Author:Line Svennesen, Søren S. Nielsen, Yasser S. Mahmmod, Volker KrömkerORCiDGND, Karl Pedersen, Ilka C. Klaas
URN:urn:nbn:de:bsz:960-opus4-12850
DOI:https://doi.org/10.3168/jds.2018-15330
ISSN:0022-0302
Parent Title (English):Journal of Dairy Science
Document Type:Article
Language:English
Year of Completion:2019
Release Date:2019/01/09
Tag:polymerase chain reaction
B-streptococci; PCR; contagious mastitis; dairy cattle
Volume:2019
Issue:102,1
First Page:629
Last Page:639
Institutes:Fakultät II - Maschinenbau und Bioverfahrenstechnik
DDC classes:630 Landwirtschaft, Veterinärmedizin

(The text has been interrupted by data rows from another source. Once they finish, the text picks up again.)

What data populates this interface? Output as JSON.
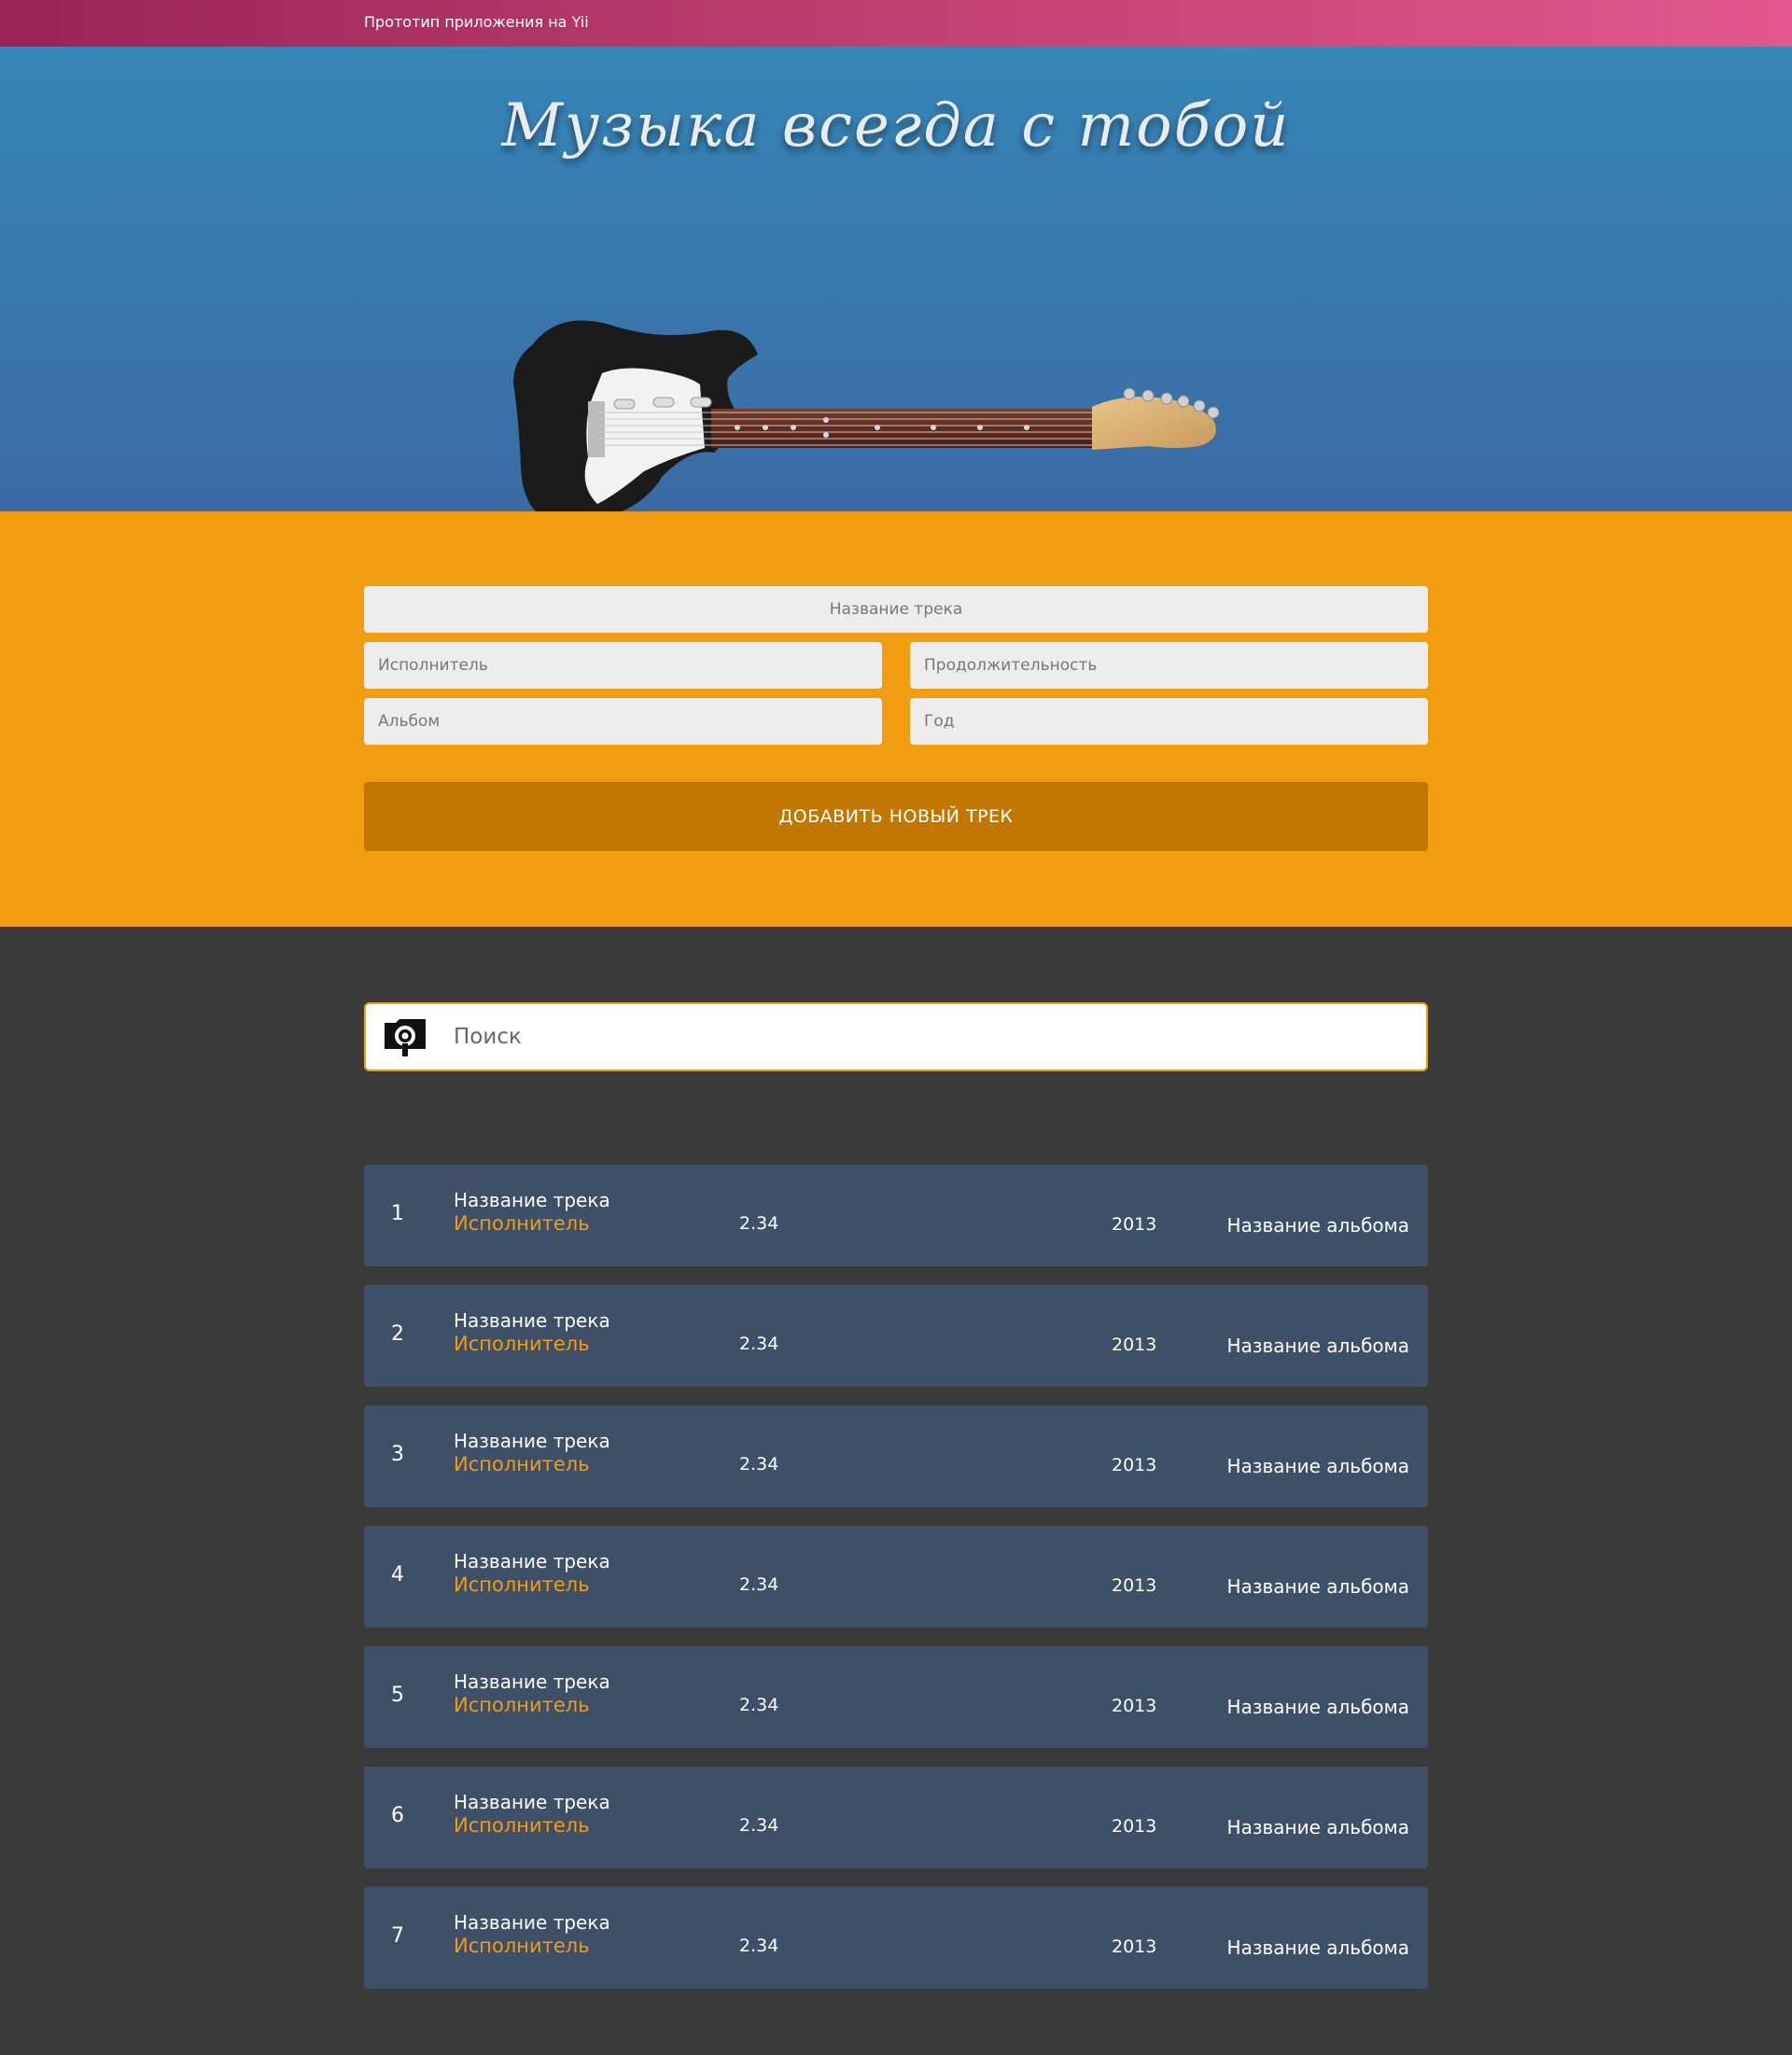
{
  "header": {
    "brand": "Прототип приложения на Yii"
  },
  "hero": {
    "title": "Музыка всегда с тобой"
  },
  "form": {
    "track_name_placeholder": "Название трека",
    "artist_placeholder": "Исполнитель",
    "duration_placeholder": "Продолжительность",
    "album_placeholder": "Альбом",
    "year_placeholder": "Год",
    "add_button_label": "ДОБАВИТЬ НОВЫЙ ТРЕК"
  },
  "search": {
    "placeholder": "Поиск",
    "icon": "search-icon"
  },
  "tracks": [
    {
      "num": "1",
      "title": "Название трека",
      "artist": "Исполнитель",
      "duration": "2.34",
      "year": "2013",
      "album": "Название альбома"
    },
    {
      "num": "2",
      "title": "Название трека",
      "artist": "Исполнитель",
      "duration": "2.34",
      "year": "2013",
      "album": "Название альбома"
    },
    {
      "num": "3",
      "title": "Название трека",
      "artist": "Исполнитель",
      "duration": "2.34",
      "year": "2013",
      "album": "Название альбома"
    },
    {
      "num": "4",
      "title": "Название трека",
      "artist": "Исполнитель",
      "duration": "2.34",
      "year": "2013",
      "album": "Название альбома"
    },
    {
      "num": "5",
      "title": "Название трека",
      "artist": "Исполнитель",
      "duration": "2.34",
      "year": "2013",
      "album": "Название альбома"
    },
    {
      "num": "6",
      "title": "Название трека",
      "artist": "Исполнитель",
      "duration": "2.34",
      "year": "2013",
      "album": "Название альбома"
    },
    {
      "num": "7",
      "title": "Название трека",
      "artist": "Исполнитель",
      "duration": "2.34",
      "year": "2013",
      "album": "Название альбома"
    }
  ],
  "colors": {
    "topbar_start": "#9c2257",
    "topbar_end": "#e2588c",
    "hero": "#3a78af",
    "form_bg": "#f29c12",
    "button": "#c27800",
    "page_bg": "#3a3a3a",
    "row_bg": "#3d5067",
    "artist_accent": "#f29c12"
  }
}
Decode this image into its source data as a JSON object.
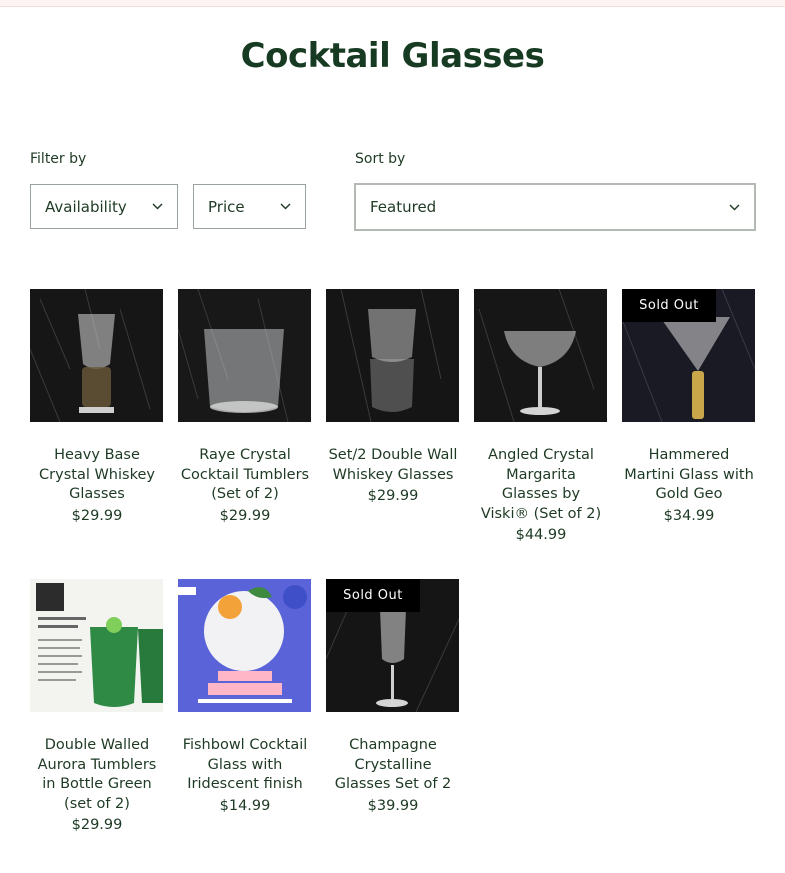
{
  "page": {
    "title": "Cocktail Glasses"
  },
  "filters": {
    "label": "Filter by",
    "availability": "Availability",
    "price": "Price",
    "icon": "chevron-down-icon"
  },
  "sort": {
    "label": "Sort by",
    "selected": "Featured"
  },
  "products": [
    {
      "name": "Heavy Base Crystal Whiskey Glasses",
      "price": "$29.99"
    },
    {
      "name": "Raye Crystal Cocktail Tumblers (Set of 2)",
      "price": "$29.99"
    },
    {
      "name": "Set/2 Double Wall Whiskey Glasses",
      "price": "$29.99"
    },
    {
      "name": "Angled Crystal Margarita Glasses by Viski® (Set of 2)",
      "price": "$44.99"
    },
    {
      "name": "Hammered Martini Glass with Gold Geo",
      "price": "$34.99",
      "badge": "Sold Out"
    },
    {
      "name": "Double Walled Aurora Tumblers in Bottle Green (set of 2)",
      "price": "$29.99"
    },
    {
      "name": "Fishbowl Cocktail Glass with Iridescent finish",
      "price": "$14.99"
    },
    {
      "name": "Champagne Crystalline Glasses Set of 2",
      "price": "$39.99",
      "badge": "Sold Out"
    }
  ],
  "colors": {
    "heading": "#173b22",
    "text": "#1e3a24",
    "badge_bg": "#000000"
  }
}
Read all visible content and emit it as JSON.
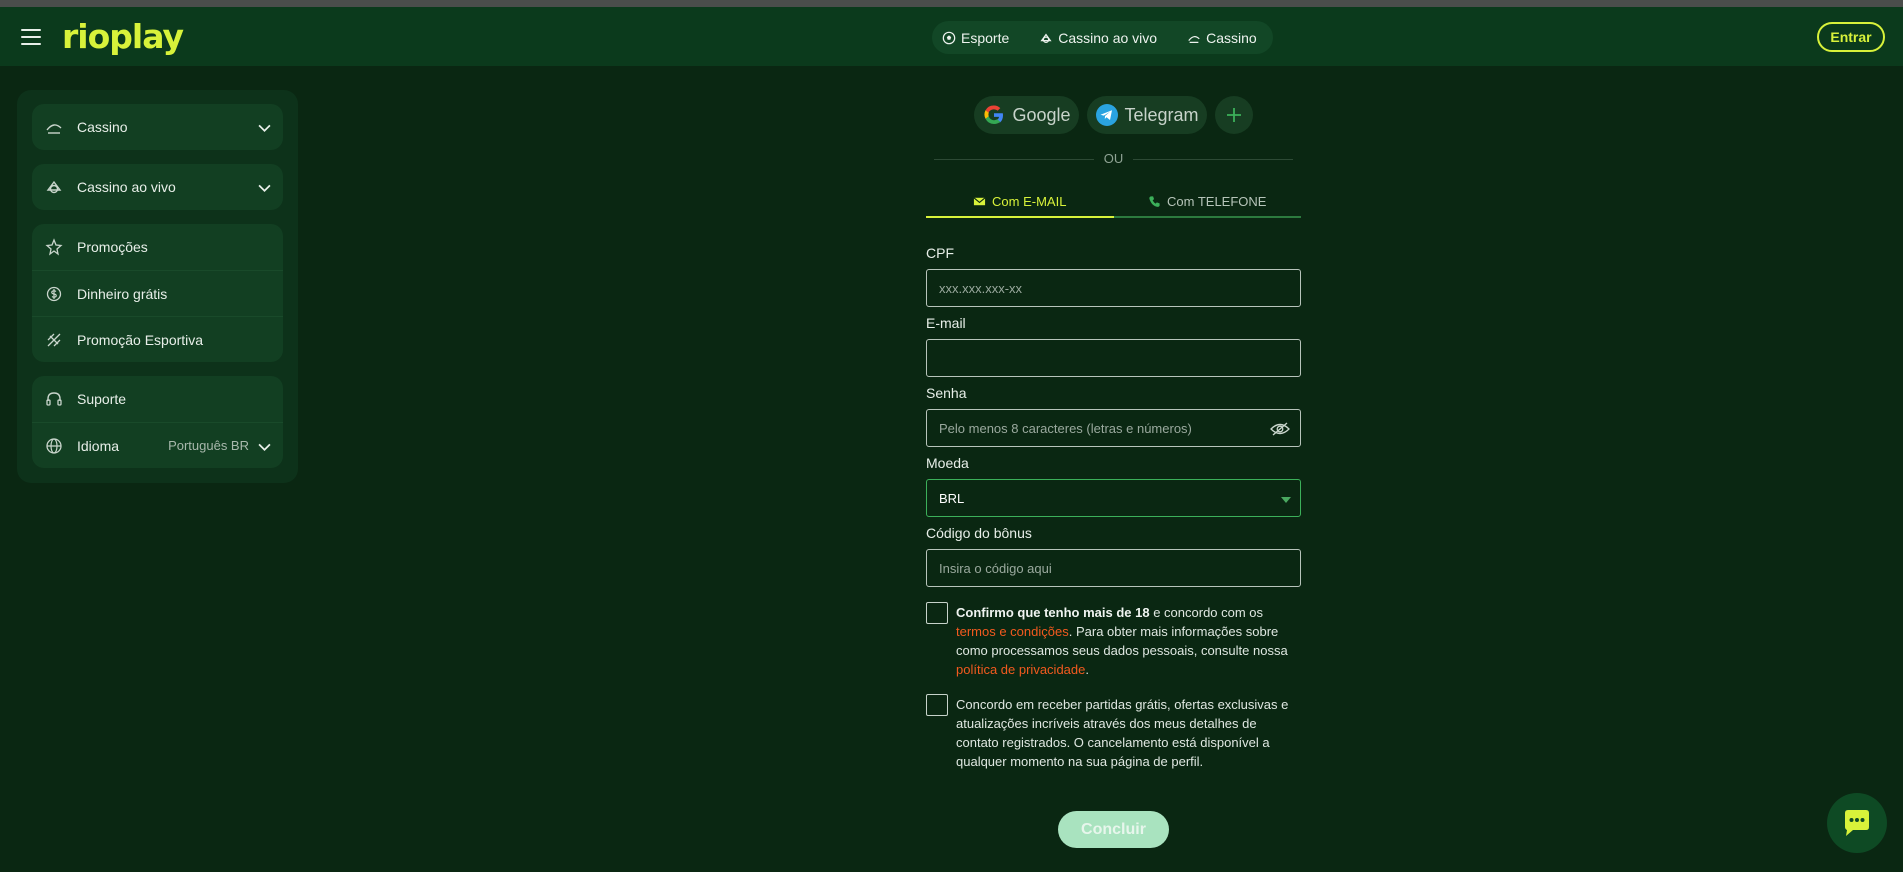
{
  "brand": {
    "logo_text": "rioplay",
    "accent": "#d8f23a"
  },
  "header": {
    "nav": [
      {
        "label": "Esporte",
        "icon": "soccer-ball-icon"
      },
      {
        "label": "Cassino ao vivo",
        "icon": "live-casino-icon"
      },
      {
        "label": "Cassino",
        "icon": "casino-icon"
      }
    ],
    "login_label": "Entrar"
  },
  "sidebar": {
    "casino": "Cassino",
    "live_casino": "Cassino ao vivo",
    "promotions": "Promoções",
    "free_money": "Dinheiro grátis",
    "sports_promo": "Promoção Esportiva",
    "support": "Suporte",
    "language_label": "Idioma",
    "language_value": "Português BR"
  },
  "social": {
    "google": "Google",
    "telegram": "Telegram"
  },
  "divider_text": "OU",
  "tabs": {
    "email": "Com E-MAIL",
    "phone": "Com TELEFONE"
  },
  "form": {
    "cpf_label": "CPF",
    "cpf_placeholder": "xxx.xxx.xxx-xx",
    "email_label": "E-mail",
    "email_value": "",
    "password_label": "Senha",
    "password_placeholder": "Pelo menos 8 caracteres (letras e números)",
    "currency_label": "Moeda",
    "currency_value": "BRL",
    "bonus_label": "Código do bônus",
    "bonus_placeholder": "Insira o código aqui"
  },
  "consent": {
    "age_bold": "Confirmo que tenho mais de 18",
    "age_text1": " e concordo com os ",
    "terms_link": "termos e condições",
    "age_text2": ". Para obter mais informações sobre como processamos seus dados pessoais, consulte nossa ",
    "privacy_link": "política de privacidade",
    "age_text3": ".",
    "marketing": "Concordo em receber partidas grátis, ofertas exclusivas e atualizações incríveis através dos meus detalhes de contato registrados. O cancelamento está disponível a qualquer momento na sua página de perfil."
  },
  "submit_label": "Concluir"
}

Licence (German):License LogoCreative Commons - CC BY-NC-ND - Namensnennung - Nicht kommerziell - Keine Bearbeitungen 4.0 International